The women who make up a small part of the 54 refugees currently sheltered by the Order of Malta, which also offers an ambulance service “on four wheels” to the borders, the only charity to do so. They also work, alongside Caritas, at Keleti railway station, east of Budapest.
Cardinal Czerny visited the center on the first day of his trip. After a long stop at the headquarters of the Jesuit Refugee Service on Thursday morning, he wanted to visit the station to Nyugati railway station, where refugees are huddled together in poorly coordinated services.
However, 3 to 4 thousand people get off at Nyugati. Shortly before Cardinal Czerny's arrival there, an email from the border announces a train with 125 people coming from Zahony.
A large number of them at Nyugati are the Roma people. At the Cardinal’s first invitation to approach, they are curious to tell their story.
One of them, Miriana says that in Odessa, her family were merchants or factory workers.They were evacuated in an hour’s time or so. “We want to reach Berlin but there are no means.” In Germany, they know no one but they want to try their luck, "because there are more possibilities".
The Cardinal's last stop on Thursday was the parish of Szent József, in Esztergom, led by 35-year-old priest, Father András Szili, who has been ministering to Spanish-speaking people for 3 years. For weeks, he has been living in the midst of phone calls saying more people are arriving.

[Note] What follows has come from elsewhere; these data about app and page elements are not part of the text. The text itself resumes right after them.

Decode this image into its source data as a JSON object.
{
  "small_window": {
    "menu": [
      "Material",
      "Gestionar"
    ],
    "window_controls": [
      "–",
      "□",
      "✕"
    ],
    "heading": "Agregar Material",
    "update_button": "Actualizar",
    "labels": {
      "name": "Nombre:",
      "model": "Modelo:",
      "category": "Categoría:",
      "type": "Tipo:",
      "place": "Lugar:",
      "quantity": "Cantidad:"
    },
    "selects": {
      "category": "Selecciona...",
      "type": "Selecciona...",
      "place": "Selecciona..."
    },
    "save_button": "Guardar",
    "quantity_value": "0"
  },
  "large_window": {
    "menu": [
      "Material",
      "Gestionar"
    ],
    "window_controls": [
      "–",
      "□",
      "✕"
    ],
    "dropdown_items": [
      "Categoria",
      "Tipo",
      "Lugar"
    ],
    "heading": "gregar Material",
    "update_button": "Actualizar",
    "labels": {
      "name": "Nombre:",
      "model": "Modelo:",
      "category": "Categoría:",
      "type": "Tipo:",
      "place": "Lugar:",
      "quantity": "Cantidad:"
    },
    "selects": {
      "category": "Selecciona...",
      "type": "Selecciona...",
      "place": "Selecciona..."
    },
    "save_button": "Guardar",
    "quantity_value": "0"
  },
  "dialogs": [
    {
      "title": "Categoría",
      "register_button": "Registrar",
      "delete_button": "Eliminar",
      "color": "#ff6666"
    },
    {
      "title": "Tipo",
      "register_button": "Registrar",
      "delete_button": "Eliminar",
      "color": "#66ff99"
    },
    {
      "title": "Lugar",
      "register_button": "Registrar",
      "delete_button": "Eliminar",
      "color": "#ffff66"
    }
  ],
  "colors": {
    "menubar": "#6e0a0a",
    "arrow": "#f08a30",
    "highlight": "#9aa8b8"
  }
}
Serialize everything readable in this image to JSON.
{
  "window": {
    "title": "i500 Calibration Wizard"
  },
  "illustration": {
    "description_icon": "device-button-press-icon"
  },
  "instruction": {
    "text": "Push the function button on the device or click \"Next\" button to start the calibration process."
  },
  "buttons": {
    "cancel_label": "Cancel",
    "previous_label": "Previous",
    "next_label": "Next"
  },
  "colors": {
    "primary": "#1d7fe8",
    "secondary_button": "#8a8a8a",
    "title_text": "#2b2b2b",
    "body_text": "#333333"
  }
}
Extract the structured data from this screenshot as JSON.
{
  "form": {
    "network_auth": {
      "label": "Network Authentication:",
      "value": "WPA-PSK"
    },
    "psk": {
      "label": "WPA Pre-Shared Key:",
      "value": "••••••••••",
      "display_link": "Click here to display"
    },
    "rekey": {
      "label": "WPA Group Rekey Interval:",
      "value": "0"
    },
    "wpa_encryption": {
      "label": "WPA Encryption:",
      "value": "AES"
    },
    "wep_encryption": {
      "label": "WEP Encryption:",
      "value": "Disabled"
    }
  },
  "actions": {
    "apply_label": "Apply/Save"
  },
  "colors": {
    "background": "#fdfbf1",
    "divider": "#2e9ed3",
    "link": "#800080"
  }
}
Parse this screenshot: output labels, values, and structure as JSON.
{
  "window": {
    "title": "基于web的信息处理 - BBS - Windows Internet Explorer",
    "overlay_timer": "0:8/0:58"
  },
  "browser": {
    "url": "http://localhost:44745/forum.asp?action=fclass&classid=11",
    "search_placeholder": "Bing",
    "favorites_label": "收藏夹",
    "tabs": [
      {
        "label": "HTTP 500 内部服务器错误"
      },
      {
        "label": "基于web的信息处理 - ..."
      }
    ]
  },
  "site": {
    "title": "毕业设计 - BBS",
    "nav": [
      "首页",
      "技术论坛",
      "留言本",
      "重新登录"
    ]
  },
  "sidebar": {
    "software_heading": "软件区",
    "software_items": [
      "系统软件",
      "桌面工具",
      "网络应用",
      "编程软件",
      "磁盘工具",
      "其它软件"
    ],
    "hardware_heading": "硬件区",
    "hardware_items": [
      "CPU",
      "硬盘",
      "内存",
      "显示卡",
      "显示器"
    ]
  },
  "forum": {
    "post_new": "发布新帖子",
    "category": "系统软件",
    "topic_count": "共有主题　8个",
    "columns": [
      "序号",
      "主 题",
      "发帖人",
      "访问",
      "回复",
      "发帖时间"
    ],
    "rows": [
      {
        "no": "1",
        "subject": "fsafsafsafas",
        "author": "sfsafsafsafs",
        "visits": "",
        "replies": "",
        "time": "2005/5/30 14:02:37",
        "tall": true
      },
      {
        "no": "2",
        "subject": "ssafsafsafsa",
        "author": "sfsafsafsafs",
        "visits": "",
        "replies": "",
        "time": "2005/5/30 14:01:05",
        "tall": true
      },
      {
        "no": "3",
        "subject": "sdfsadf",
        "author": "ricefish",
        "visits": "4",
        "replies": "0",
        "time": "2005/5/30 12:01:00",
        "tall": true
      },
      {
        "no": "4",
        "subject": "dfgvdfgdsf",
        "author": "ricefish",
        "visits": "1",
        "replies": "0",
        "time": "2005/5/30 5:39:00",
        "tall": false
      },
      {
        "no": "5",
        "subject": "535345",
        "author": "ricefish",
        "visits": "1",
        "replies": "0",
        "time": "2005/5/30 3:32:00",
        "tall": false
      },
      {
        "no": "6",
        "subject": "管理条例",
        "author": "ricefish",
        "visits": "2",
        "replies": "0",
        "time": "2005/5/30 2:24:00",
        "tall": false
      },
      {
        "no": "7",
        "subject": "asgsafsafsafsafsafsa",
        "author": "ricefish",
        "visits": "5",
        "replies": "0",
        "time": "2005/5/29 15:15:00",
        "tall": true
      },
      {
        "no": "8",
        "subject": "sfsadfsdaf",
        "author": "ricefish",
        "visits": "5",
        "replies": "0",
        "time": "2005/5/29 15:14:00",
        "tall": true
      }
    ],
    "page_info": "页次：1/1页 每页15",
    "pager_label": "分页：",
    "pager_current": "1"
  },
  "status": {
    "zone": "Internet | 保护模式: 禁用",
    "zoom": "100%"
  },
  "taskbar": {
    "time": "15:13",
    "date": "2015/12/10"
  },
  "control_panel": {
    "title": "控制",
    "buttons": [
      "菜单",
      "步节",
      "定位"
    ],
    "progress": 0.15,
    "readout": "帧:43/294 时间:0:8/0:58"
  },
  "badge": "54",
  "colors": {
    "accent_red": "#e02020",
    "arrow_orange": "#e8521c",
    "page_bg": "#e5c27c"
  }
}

They are young Ecuadorian refugees evacuated from Kiev, who are accommodated in the oratory or the cathechism rooms of the parish, awaiting their journey home through the consulate. They stay for a few nights, and share a computer and two bathrooms, with only one shower, between 56 of them. They welcome Cardinal Czerny, accompanied by the Cardinal Peter Ërdo of Budapest.
"I am here because the Pope wants to express his closeness and hope for Ukraine," Cardinal Czerny says. "The Holy Father asks you to pray to contribute to peace."
The Cardinal is moved seeing 2 children approach, offering him biscuits. They narrate their stories followed by handshakes and a group photo. Before leaving, the Pope’s envoy reminds them: "Do not forget the charity you have received. When you return to your country you will be the one to offer it to others.”
On Friday morning, Cardinal Czerny returned to his base in Rome.